Hijacking updates with ISR–Evilgrade
There are currently a few ways this can be done. However, for this lab, ISR-Evilgrade with ettercap, msfpayload, msfcli and dnsspoof will be used to conduct person-in-the-middle attack. I’m sure this can be achieved with fewer of these tools. However, remember the purpose of this blog is “Learning By Practicing”. As a result, these other tools are included to understand their operation and how they may be used together.
As taken from the infobyte.com.ar site “Evilgrade is a modular framework that allows the user to take advantage of poor upgrade implementations by injecting fake updates.”
Throughout this entire process, all traffic seen will be captured and an analysis will be done on this attack.
The victim (IP:10.0.0.53 – MAC: 08:00:27:AF:DA:7A) will be running Windows 2003 with NotePad++ v5.8.2.
The gateway (IP:10.0.0.254 - MAC: 08:00:27:33:3B:10 )
The attacker (IP:10.0.0.50 - MAC: 08:00:27:14:56:63 )
Without further ado, let’s begin.
Setup the msfpayload
Setup the msfcli handler
Setup ettercap to spoof the ARP traffic between the gateway (10.0.0.254) and the victim (10.0.0.53)
I think I may have missed something here as I should be able to use ettercap alone to spoof the DNS with the dns_spoof plugin. However, this is IT Security and if we can’t get one tool to work the way we would like, it is time to improvise. This is the reason for using both the dns_spoof plugin and the dnsspoof tool.
Let’s configure ISR Evilgrade to use the notepadplus module
Next, let’s install notepad++
Once Yes is clicked on the above, you may get another notification to close notepad++. Click yes and close.
Once yes is clicked. We can now revisit the attacker’s machine to see what is going on.
Let’s do that. As can be see below, evilgrade has successfully transferred the payload to client at 10.0.0.53.
Let’s see what we get from msfcli.
A new session was opened. In addition, a hashdump and sysinfo was successfully done.
The moral of this post?
Most of us more than likely click “YES” or “Update” when we are prompted about updates being available. These can be for Java, Windows Update, Notepad++ or any other software, we do the lazy thing and just click.
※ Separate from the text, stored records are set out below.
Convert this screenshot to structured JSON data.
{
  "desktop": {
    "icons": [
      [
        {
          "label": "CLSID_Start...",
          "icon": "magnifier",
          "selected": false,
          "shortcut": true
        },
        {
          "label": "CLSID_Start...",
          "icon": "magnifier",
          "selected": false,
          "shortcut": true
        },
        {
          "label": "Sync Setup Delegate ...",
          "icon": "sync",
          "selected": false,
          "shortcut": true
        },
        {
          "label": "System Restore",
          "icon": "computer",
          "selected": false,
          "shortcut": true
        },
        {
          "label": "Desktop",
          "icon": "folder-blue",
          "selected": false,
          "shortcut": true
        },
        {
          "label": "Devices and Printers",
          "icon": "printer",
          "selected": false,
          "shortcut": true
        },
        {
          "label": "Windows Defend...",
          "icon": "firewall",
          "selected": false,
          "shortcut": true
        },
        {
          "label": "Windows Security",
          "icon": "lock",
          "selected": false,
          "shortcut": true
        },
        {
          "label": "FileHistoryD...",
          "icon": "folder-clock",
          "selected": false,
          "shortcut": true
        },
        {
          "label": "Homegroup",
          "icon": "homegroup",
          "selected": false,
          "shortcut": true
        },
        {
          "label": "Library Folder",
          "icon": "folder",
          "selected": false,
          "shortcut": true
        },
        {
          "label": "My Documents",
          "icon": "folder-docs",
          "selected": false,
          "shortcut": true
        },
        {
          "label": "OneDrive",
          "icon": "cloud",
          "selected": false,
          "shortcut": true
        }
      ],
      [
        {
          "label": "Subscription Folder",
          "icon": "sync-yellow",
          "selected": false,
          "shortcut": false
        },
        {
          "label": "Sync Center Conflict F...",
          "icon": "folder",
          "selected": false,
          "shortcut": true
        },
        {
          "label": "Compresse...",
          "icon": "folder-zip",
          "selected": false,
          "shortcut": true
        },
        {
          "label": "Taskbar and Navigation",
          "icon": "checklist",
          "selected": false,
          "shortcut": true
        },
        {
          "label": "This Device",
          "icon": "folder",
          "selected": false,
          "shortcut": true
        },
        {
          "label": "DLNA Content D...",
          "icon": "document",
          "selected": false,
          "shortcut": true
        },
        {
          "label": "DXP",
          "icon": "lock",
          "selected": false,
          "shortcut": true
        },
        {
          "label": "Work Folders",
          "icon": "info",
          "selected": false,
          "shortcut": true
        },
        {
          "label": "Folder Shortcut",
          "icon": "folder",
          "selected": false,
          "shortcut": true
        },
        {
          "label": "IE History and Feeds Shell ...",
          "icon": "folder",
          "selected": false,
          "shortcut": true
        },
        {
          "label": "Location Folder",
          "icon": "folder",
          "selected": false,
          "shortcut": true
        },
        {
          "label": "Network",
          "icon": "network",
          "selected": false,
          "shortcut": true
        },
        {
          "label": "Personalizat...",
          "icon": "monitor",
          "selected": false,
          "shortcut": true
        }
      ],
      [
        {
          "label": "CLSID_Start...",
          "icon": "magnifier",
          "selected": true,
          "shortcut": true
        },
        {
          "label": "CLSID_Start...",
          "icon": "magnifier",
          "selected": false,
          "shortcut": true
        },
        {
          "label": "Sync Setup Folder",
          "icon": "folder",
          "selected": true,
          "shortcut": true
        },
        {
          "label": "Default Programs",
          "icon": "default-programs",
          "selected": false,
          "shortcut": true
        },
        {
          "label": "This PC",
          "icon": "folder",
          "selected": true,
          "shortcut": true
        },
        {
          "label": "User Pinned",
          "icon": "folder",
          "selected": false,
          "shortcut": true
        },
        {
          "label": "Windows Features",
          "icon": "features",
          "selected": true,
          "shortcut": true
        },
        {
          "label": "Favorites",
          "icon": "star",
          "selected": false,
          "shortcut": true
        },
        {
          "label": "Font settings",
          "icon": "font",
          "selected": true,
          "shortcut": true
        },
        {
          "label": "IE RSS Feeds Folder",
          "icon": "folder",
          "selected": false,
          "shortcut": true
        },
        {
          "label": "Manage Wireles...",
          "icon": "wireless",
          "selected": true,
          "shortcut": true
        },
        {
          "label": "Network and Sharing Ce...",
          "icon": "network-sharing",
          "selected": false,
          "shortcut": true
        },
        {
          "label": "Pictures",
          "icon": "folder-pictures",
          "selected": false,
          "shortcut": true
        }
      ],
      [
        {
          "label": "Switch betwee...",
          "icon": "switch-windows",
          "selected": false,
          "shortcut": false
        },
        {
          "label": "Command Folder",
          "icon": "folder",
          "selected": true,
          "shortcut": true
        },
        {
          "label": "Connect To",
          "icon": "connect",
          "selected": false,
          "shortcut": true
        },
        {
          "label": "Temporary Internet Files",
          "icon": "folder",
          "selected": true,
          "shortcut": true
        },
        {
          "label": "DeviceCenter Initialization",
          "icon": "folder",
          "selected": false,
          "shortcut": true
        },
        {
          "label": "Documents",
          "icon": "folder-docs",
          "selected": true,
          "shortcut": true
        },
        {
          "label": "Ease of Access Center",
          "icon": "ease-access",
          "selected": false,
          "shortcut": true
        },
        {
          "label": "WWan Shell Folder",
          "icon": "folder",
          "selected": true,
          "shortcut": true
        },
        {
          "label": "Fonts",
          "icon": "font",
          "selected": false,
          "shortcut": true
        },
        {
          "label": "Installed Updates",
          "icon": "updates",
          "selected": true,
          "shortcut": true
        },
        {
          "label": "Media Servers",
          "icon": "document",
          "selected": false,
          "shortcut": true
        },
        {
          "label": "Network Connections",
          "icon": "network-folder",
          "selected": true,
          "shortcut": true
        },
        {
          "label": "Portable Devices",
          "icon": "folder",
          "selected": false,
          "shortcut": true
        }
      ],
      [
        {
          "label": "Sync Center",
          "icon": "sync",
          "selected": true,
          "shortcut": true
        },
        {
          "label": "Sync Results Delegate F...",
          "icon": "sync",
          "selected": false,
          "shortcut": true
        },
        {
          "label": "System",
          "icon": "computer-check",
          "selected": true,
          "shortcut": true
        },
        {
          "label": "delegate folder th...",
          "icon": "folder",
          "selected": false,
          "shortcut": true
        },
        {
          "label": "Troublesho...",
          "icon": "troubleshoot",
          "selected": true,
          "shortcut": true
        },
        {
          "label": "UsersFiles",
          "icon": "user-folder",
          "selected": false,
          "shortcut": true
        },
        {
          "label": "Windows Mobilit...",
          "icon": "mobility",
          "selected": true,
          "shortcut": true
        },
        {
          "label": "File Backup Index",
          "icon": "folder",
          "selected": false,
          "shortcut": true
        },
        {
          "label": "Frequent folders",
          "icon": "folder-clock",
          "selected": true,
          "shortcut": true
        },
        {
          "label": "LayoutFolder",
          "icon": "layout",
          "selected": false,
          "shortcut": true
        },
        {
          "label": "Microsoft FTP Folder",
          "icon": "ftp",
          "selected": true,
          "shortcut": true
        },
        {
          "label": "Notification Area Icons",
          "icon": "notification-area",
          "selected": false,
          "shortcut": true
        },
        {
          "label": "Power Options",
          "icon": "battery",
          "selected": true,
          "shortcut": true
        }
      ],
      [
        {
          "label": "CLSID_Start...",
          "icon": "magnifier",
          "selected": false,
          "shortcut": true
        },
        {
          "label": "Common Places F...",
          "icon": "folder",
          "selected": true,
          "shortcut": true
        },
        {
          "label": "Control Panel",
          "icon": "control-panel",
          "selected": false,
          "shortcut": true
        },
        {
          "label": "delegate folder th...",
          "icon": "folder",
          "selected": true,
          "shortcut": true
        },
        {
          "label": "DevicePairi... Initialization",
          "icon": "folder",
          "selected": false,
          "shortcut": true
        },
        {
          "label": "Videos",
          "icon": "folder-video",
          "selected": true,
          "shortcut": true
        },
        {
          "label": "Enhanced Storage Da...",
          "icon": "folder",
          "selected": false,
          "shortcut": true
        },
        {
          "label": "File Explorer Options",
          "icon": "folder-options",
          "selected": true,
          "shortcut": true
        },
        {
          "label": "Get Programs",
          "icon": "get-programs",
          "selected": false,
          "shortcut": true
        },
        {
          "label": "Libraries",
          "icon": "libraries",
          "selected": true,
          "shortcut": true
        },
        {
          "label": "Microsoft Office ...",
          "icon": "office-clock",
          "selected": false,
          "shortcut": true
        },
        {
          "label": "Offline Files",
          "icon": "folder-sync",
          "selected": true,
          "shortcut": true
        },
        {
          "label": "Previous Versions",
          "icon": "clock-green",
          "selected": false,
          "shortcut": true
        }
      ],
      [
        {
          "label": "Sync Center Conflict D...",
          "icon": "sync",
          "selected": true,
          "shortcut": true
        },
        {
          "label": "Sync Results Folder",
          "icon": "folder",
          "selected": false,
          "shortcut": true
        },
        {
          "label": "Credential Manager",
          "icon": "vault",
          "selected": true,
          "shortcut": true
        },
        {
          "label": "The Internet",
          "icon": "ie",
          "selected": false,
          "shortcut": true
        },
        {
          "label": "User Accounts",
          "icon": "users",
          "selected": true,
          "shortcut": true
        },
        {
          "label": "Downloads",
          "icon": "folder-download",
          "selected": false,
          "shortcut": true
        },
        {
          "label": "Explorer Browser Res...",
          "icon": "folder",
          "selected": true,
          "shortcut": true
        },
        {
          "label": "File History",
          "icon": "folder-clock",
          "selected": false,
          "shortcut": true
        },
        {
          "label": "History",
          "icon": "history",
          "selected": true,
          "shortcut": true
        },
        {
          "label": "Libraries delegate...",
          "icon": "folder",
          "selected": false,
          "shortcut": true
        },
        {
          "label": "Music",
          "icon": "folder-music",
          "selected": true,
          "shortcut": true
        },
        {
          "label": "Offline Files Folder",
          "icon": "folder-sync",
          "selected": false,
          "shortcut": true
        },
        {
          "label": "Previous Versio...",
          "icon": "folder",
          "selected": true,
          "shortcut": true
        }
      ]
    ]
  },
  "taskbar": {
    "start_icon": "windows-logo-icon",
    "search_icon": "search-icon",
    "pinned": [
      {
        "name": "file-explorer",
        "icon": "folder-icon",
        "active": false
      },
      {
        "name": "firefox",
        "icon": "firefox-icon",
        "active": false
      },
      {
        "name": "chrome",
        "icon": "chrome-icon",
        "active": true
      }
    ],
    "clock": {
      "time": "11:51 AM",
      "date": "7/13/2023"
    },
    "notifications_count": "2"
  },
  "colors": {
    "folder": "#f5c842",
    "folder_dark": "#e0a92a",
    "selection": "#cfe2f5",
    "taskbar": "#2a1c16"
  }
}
However, tools like ISR-evilgrade and others used above, gives us more reason to go directly to the vendor site and download these updates. While downloading these updates from the vendor site may be a good start, additional checks like verifying hashes, etc could reduce our exposure to malicious updates. If there is a MD5 and SHA1 or SHA256 hash available for the update, test all if possible. Tools such as md5sum or md5deep can be very helpful in these circumstances. A tool I also like to use on windows is the File Check Integrity Viewer from Microsoft